> RECORDS TO PROCESS
+--

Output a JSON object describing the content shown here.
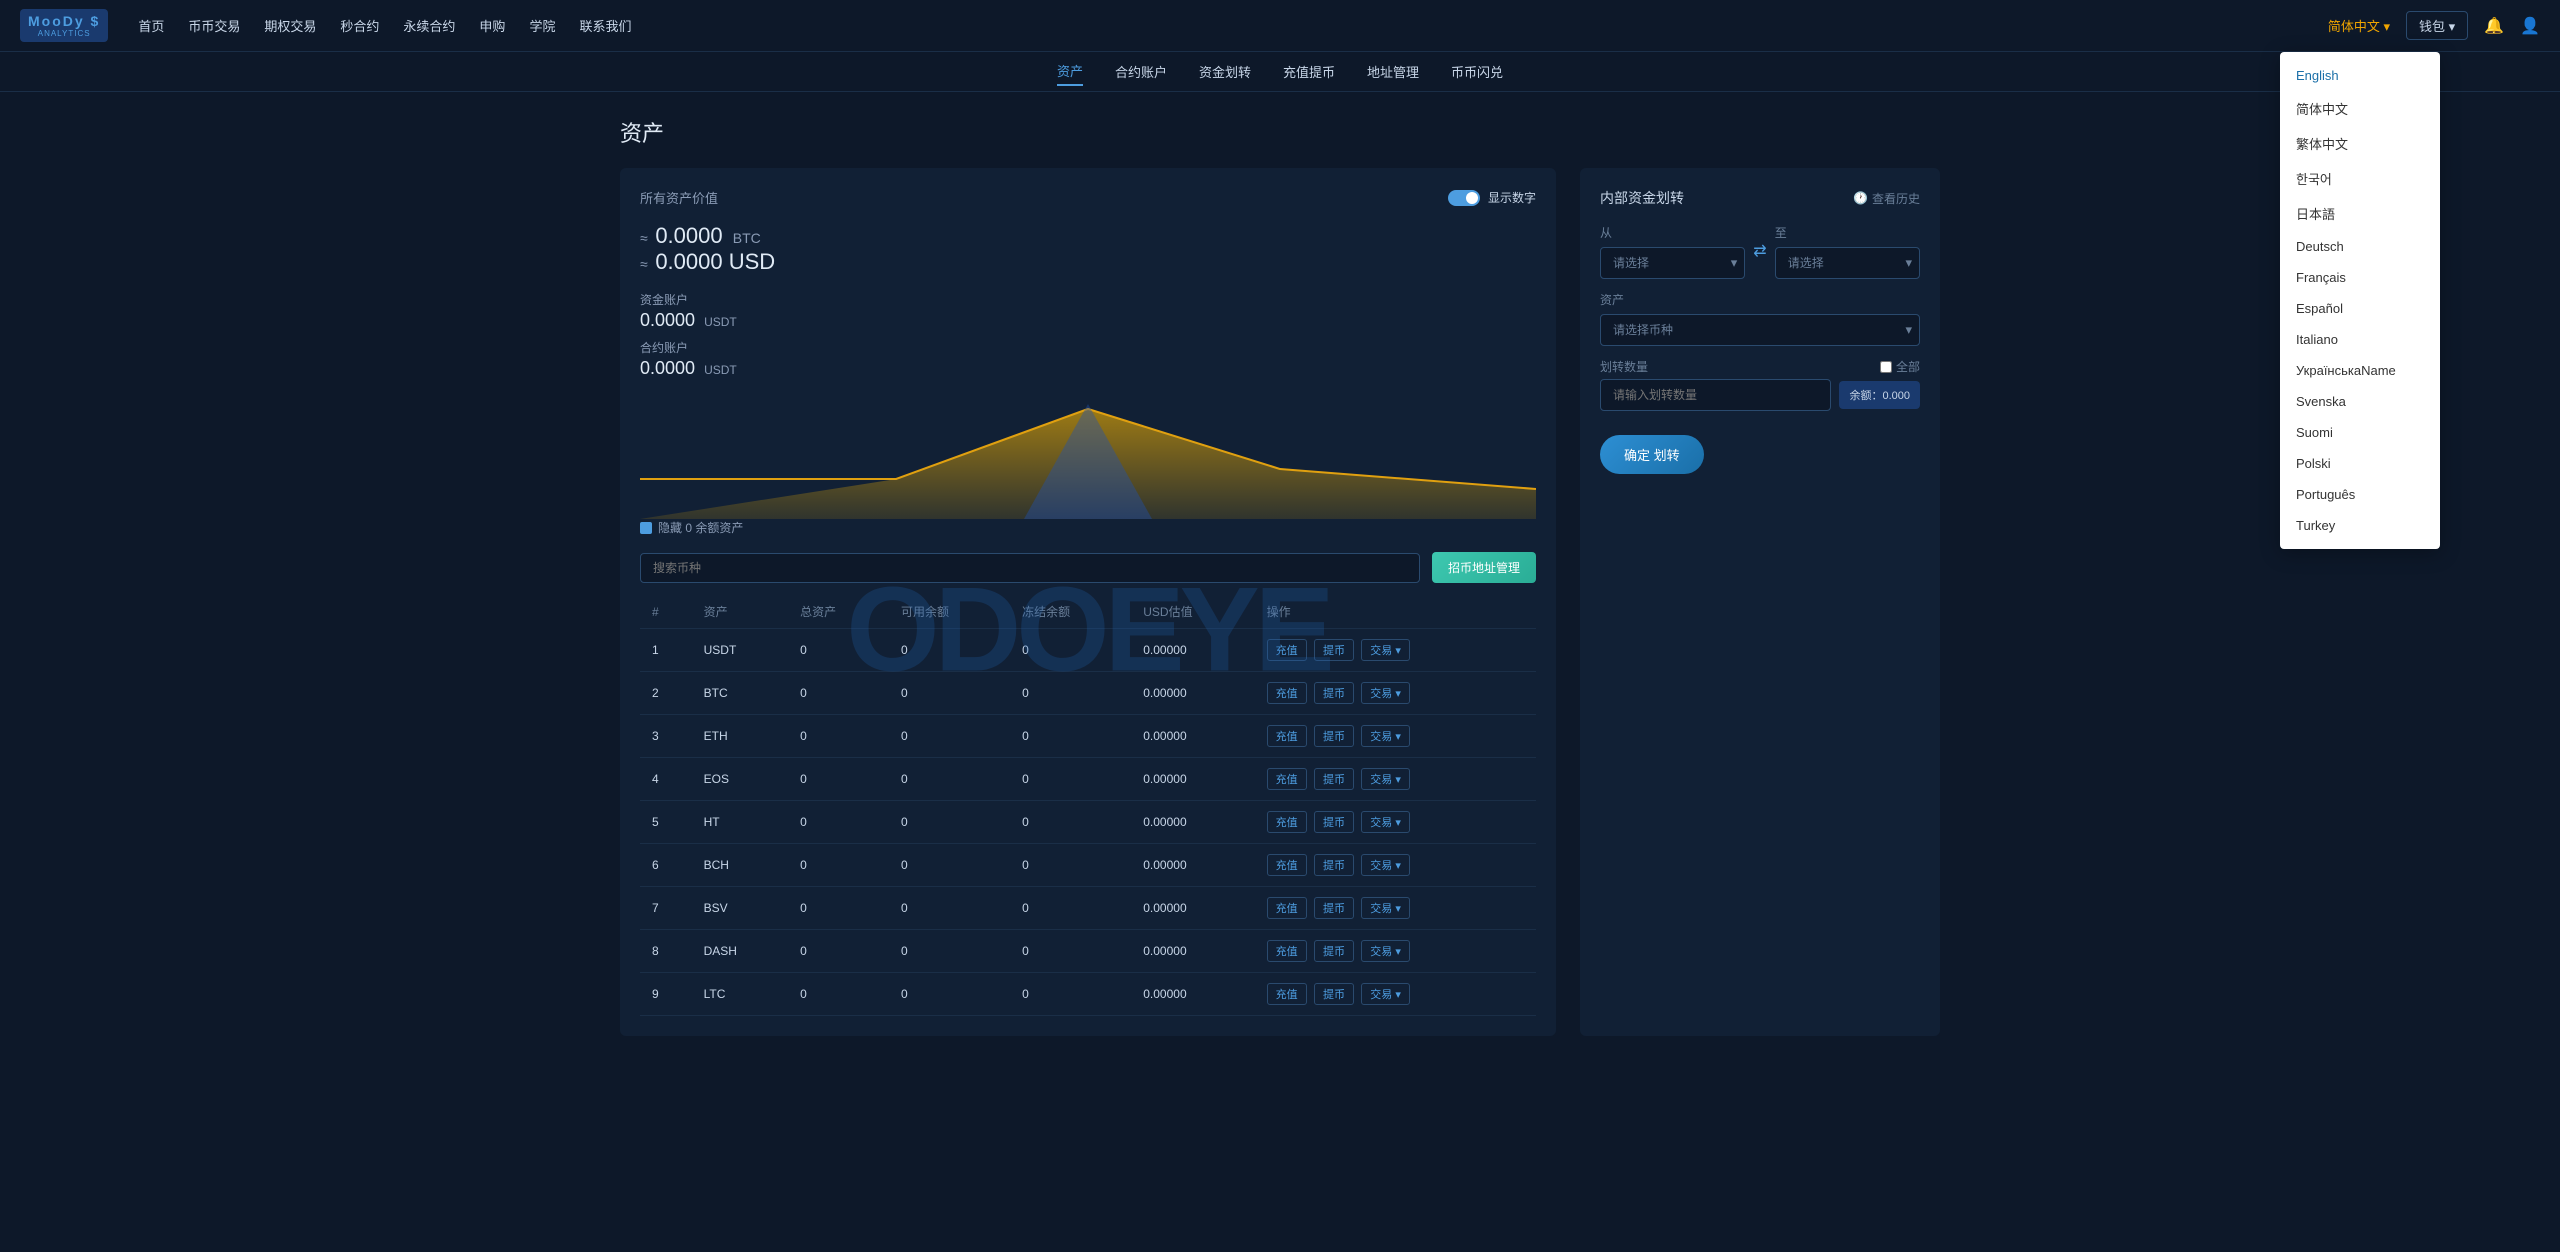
{
  "logo": {
    "brand": "MooDy $",
    "sub": "ANALYTICS"
  },
  "topNav": {
    "items": [
      "首页",
      "币币交易",
      "期权交易",
      "秒合约",
      "永续合约",
      "申购",
      "学院",
      "联系我们"
    ]
  },
  "langButton": "简体中文 ▾",
  "walletButton": "钱包 ▾",
  "secondNav": {
    "items": [
      "资产",
      "合约账户",
      "资金划转",
      "充值提币",
      "地址管理",
      "币币闪兑"
    ],
    "active": 0
  },
  "pageTitle": "资产",
  "leftPanel": {
    "allAssetsLabel": "所有资产价值",
    "toggleLabel": "显示数字",
    "btcValue": "0.0000",
    "btcUnit": "BTC",
    "usdValue": "0.0000",
    "usdUnit": "USD",
    "fundAccount": {
      "label": "资金账户",
      "value": "0.0000",
      "unit": "USDT"
    },
    "contractAccount": {
      "label": "合约账户",
      "value": "0.0000",
      "unit": "USDT"
    },
    "hideZeroLabel": "隐藏 0 余额资产"
  },
  "searchBar": {
    "placeholder": "搜索币种",
    "coinAddressBtn": "招币地址管理"
  },
  "tableHeaders": [
    "#",
    "资产",
    "总资产",
    "可用余额",
    "冻结余额",
    "USD估值",
    "操作"
  ],
  "tableRows": [
    {
      "num": 1,
      "asset": "USDT",
      "total": "0",
      "available": "0",
      "frozen": "0",
      "usd": "0.00000"
    },
    {
      "num": 2,
      "asset": "BTC",
      "total": "0",
      "available": "0",
      "frozen": "0",
      "usd": "0.00000"
    },
    {
      "num": 3,
      "asset": "ETH",
      "total": "0",
      "available": "0",
      "frozen": "0",
      "usd": "0.00000"
    },
    {
      "num": 4,
      "asset": "EOS",
      "total": "0",
      "available": "0",
      "frozen": "0",
      "usd": "0.00000"
    },
    {
      "num": 5,
      "asset": "HT",
      "total": "0",
      "available": "0",
      "frozen": "0",
      "usd": "0.00000"
    },
    {
      "num": 6,
      "asset": "BCH",
      "total": "0",
      "available": "0",
      "frozen": "0",
      "usd": "0.00000"
    },
    {
      "num": 7,
      "asset": "BSV",
      "total": "0",
      "available": "0",
      "frozen": "0",
      "usd": "0.00000"
    },
    {
      "num": 8,
      "asset": "DASH",
      "total": "0",
      "available": "0",
      "frozen": "0",
      "usd": "0.00000"
    },
    {
      "num": 9,
      "asset": "LTC",
      "total": "0",
      "available": "0",
      "frozen": "0",
      "usd": "0.00000"
    }
  ],
  "actionButtons": {
    "deposit": "充值",
    "withdraw": "提币",
    "exchange": "交易 ▾"
  },
  "rightPanel": {
    "title": "内部资金划转",
    "historyLink": "查看历史",
    "fromLabel": "从",
    "toLabel": "至",
    "fromPlaceholder": "请选择",
    "toPlaceholder": "请选择",
    "assetLabel": "资产",
    "assetPlaceholder": "请选择币种",
    "transferAmountLabel": "划转数量",
    "allLabel": "全部",
    "amountPlaceholder": "请输入划转数量",
    "balancePrefix": "余额：",
    "balanceValue": "0.000",
    "confirmBtn": "确定 划转"
  },
  "watermark": "ODOEYE",
  "langDropdown": {
    "options": [
      "English",
      "简体中文",
      "繁体中文",
      "한국어",
      "日本語",
      "Deutsch",
      "Français",
      "Español",
      "Italiano",
      "УкраїнськаName",
      "Svenska",
      "Suomi",
      "Polski",
      "Português",
      "Turkey"
    ],
    "selected": "English"
  }
}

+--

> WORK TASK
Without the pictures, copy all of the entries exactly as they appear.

> OUTPUT OF THE TASK
Output a JSON object describing the content shown here.
{
  "logo": {
    "brand": "MooDy $",
    "sub": "ANALYTICS"
  },
  "topNav": {
    "items": [
      "首页",
      "币币交易",
      "期权交易",
      "秒合约",
      "永续合约",
      "申购",
      "学院",
      "联系我们"
    ]
  },
  "langButton": "简体中文 ▾",
  "walletButton": "钱包 ▾",
  "secondNav": {
    "items": [
      "资产",
      "合约账户",
      "资金划转",
      "充值提币",
      "地址管理",
      "币币闪兑"
    ],
    "active": 0
  },
  "pageTitle": "资产",
  "leftPanel": {
    "allAssetsLabel": "所有资产价值",
    "toggleLabel": "显示数字",
    "btcValue": "0.0000",
    "btcUnit": "BTC",
    "usdValue": "0.0000",
    "usdUnit": "USD",
    "fundAccount": {
      "label": "资金账户",
      "value": "0.0000",
      "unit": "USDT"
    },
    "contractAccount": {
      "label": "合约账户",
      "value": "0.0000",
      "unit": "USDT"
    },
    "hideZeroLabel": "隐藏 0 余额资产"
  },
  "searchBar": {
    "placeholder": "搜索币种",
    "coinAddressBtn": "招币地址管理"
  },
  "tableHeaders": [
    "#",
    "资产",
    "总资产",
    "可用余额",
    "冻结余额",
    "USD估值",
    "操作"
  ],
  "tableRows": [
    {
      "num": 1,
      "asset": "USDT",
      "total": "0",
      "available": "0",
      "frozen": "0",
      "usd": "0.00000"
    },
    {
      "num": 2,
      "asset": "BTC",
      "total": "0",
      "available": "0",
      "frozen": "0",
      "usd": "0.00000"
    },
    {
      "num": 3,
      "asset": "ETH",
      "total": "0",
      "available": "0",
      "frozen": "0",
      "usd": "0.00000"
    },
    {
      "num": 4,
      "asset": "EOS",
      "total": "0",
      "available": "0",
      "frozen": "0",
      "usd": "0.00000"
    },
    {
      "num": 5,
      "asset": "HT",
      "total": "0",
      "available": "0",
      "frozen": "0",
      "usd": "0.00000"
    },
    {
      "num": 6,
      "asset": "BCH",
      "total": "0",
      "available": "0",
      "frozen": "0",
      "usd": "0.00000"
    },
    {
      "num": 7,
      "asset": "BSV",
      "total": "0",
      "available": "0",
      "frozen": "0",
      "usd": "0.00000"
    },
    {
      "num": 8,
      "asset": "DASH",
      "total": "0",
      "available": "0",
      "frozen": "0",
      "usd": "0.00000"
    },
    {
      "num": 9,
      "asset": "LTC",
      "total": "0",
      "available": "0",
      "frozen": "0",
      "usd": "0.00000"
    }
  ],
  "actionButtons": {
    "deposit": "充值",
    "withdraw": "提币",
    "exchange": "交易 ▾"
  },
  "rightPanel": {
    "title": "内部资金划转",
    "historyLink": "查看历史",
    "fromLabel": "从",
    "toLabel": "至",
    "fromPlaceholder": "请选择",
    "toPlaceholder": "请选择",
    "assetLabel": "资产",
    "assetPlaceholder": "请选择币种",
    "transferAmountLabel": "划转数量",
    "allLabel": "全部",
    "amountPlaceholder": "请输入划转数量",
    "balancePrefix": "余额：",
    "balanceValue": "0.000",
    "confirmBtn": "确定 划转"
  },
  "watermark": "ODOEYE",
  "langDropdown": {
    "options": [
      "English",
      "简体中文",
      "繁体中文",
      "한국어",
      "日本語",
      "Deutsch",
      "Français",
      "Español",
      "Italiano",
      "УкраїнськаName",
      "Svenska",
      "Suomi",
      "Polski",
      "Português",
      "Turkey"
    ],
    "selected": "English"
  }
}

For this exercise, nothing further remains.